“They told us not to worry. All was good. Everything was fine. It’s all safe,” Stork said.
“First of all, they’re not supposed to fail. That’s not what we do in a first-world country. We don’t do that. We certainly don’t do that with the nation’s tallest dam. An auxiliary spillway isn’t supposed to cause lots of havoc when it’s being used.”
Construction would’ve cost at least $100 million, Stork said, and the state contractors in Southern California that buy water from Northern California would’ve had to pay for it.
The Metropolitan Water District of Southern California, which provides water to 19 million people in Los Angeles, San Diego and other areas, and the State Water Contractors, would’ve had to shoulder the cost and deemed the upgrades unnecessary, according to the Oroville Mercury Register.
(Learn More, courtesy of CBS Sacramento and YouTube)
“The people who are bearing the personal risk of being killed and having their homes washed away are the people of Northern California,” Stork said.
Pressed during a news conference Monday afternoon about the 2005 motion, Bill Croyle, acting director of the Department of Water Resources, said he’s not familiar with the conversations that happened then.
“It’s the first time it’s ever taken water,” Croyle said of the emergency spillway. “We don’t know exactly why this erosion occurred.”
Lester Snow, the agency’s director from 2004 to 2010, told the Oroville Mercury Register that he does not recall specific information about the debate over the emergency spillway 12 years ago.
“The dam and the outlet structures have always done well in tests and inspections,” Snow told the paper.
“I don’t recall the FERC process.”
The crisis seemed to have been averted by Monday. Lake Oroville had dropped to 898 feet by 4 a.m., according to the Sacramento Bee. Water flows into the emergency spillway at 901 feet.
Officials doubled the flow of water out of the main spillway to 100,000 cubic feet per second, with the hope of lowering the lake level by 50 feet to leave room for upcoming rain.

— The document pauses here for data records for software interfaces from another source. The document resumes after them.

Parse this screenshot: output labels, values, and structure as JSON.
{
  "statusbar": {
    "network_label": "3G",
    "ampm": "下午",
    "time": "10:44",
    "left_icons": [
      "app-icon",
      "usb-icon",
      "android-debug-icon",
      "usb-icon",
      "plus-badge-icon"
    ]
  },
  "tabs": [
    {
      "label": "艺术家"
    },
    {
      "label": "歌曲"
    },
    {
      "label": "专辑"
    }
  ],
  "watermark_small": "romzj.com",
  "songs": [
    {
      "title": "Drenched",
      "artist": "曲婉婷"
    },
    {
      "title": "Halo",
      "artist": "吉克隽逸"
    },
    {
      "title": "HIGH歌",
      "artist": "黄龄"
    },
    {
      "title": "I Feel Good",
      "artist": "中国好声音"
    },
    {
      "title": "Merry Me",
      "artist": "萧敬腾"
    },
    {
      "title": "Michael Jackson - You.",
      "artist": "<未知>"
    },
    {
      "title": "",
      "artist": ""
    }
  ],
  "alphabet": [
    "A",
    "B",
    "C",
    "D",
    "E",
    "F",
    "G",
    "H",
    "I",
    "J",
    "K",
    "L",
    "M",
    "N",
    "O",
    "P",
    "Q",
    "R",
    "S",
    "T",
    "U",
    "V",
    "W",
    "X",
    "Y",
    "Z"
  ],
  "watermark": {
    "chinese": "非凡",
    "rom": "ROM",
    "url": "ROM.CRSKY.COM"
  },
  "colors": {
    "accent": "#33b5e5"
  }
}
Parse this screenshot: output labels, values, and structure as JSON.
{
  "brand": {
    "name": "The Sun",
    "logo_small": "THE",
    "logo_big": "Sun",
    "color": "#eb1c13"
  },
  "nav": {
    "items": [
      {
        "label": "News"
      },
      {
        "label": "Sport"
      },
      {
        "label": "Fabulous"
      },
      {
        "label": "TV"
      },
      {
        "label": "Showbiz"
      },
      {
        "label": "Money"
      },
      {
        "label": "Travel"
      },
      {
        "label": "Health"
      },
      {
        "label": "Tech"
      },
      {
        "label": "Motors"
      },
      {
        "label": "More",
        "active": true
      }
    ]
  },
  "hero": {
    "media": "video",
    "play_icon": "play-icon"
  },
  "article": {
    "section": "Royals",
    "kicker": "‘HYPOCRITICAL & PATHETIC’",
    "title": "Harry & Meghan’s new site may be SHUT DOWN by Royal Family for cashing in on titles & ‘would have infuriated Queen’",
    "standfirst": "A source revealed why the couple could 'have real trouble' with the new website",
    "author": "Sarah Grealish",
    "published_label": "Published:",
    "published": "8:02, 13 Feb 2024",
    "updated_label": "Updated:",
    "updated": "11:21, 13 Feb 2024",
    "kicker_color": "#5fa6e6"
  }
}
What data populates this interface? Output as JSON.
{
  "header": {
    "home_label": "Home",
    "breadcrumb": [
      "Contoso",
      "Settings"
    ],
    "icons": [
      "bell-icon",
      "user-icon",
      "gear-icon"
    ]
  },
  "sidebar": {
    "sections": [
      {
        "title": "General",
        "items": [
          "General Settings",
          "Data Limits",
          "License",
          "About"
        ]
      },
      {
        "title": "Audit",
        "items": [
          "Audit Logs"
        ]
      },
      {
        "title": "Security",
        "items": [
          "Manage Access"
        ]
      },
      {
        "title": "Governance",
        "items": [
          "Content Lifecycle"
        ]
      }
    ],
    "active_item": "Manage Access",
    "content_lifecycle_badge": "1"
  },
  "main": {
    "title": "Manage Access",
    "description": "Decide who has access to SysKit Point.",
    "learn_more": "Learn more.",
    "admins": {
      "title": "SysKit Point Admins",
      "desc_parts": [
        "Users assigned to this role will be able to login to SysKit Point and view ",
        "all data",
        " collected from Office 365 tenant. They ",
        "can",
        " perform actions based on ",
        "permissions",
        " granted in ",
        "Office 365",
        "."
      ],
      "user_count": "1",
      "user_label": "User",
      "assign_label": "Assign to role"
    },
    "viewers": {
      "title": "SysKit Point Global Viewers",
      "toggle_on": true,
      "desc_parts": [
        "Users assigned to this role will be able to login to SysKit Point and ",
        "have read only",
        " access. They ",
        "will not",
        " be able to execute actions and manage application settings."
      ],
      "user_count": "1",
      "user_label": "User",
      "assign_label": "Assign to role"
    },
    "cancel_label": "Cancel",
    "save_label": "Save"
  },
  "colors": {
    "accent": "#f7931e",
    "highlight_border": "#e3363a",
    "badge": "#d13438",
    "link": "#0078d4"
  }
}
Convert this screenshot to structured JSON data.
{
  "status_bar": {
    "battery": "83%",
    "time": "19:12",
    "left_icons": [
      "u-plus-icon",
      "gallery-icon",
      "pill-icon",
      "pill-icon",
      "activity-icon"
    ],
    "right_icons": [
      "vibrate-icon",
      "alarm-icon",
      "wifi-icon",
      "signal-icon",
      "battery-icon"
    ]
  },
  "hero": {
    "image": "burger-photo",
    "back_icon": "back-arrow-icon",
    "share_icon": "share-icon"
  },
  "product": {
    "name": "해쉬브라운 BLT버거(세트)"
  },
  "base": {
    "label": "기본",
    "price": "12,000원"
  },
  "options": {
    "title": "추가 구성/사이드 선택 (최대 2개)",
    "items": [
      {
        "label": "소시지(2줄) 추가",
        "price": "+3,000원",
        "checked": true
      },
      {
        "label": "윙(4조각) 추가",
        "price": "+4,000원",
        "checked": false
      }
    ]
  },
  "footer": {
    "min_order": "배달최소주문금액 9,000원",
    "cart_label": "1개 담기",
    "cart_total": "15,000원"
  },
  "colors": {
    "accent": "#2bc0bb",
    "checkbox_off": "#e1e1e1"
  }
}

Rain is expected through the region on Wednesday and Thursday, with showers lingering on Friday and Saturday, according to the National Weather Service. Water levels also are expected to rise later this week and into early next week.
Officials said Monday that they’re continuing to monitor the spillways for further erosion.
It remains unclear Monday when residents will be allowed back to their homes. Inmates at the Butte County Jail also have been moved to Alameda County about 170 miles away.
Samantha Schmidt and Derek Hawkins contributed to this story.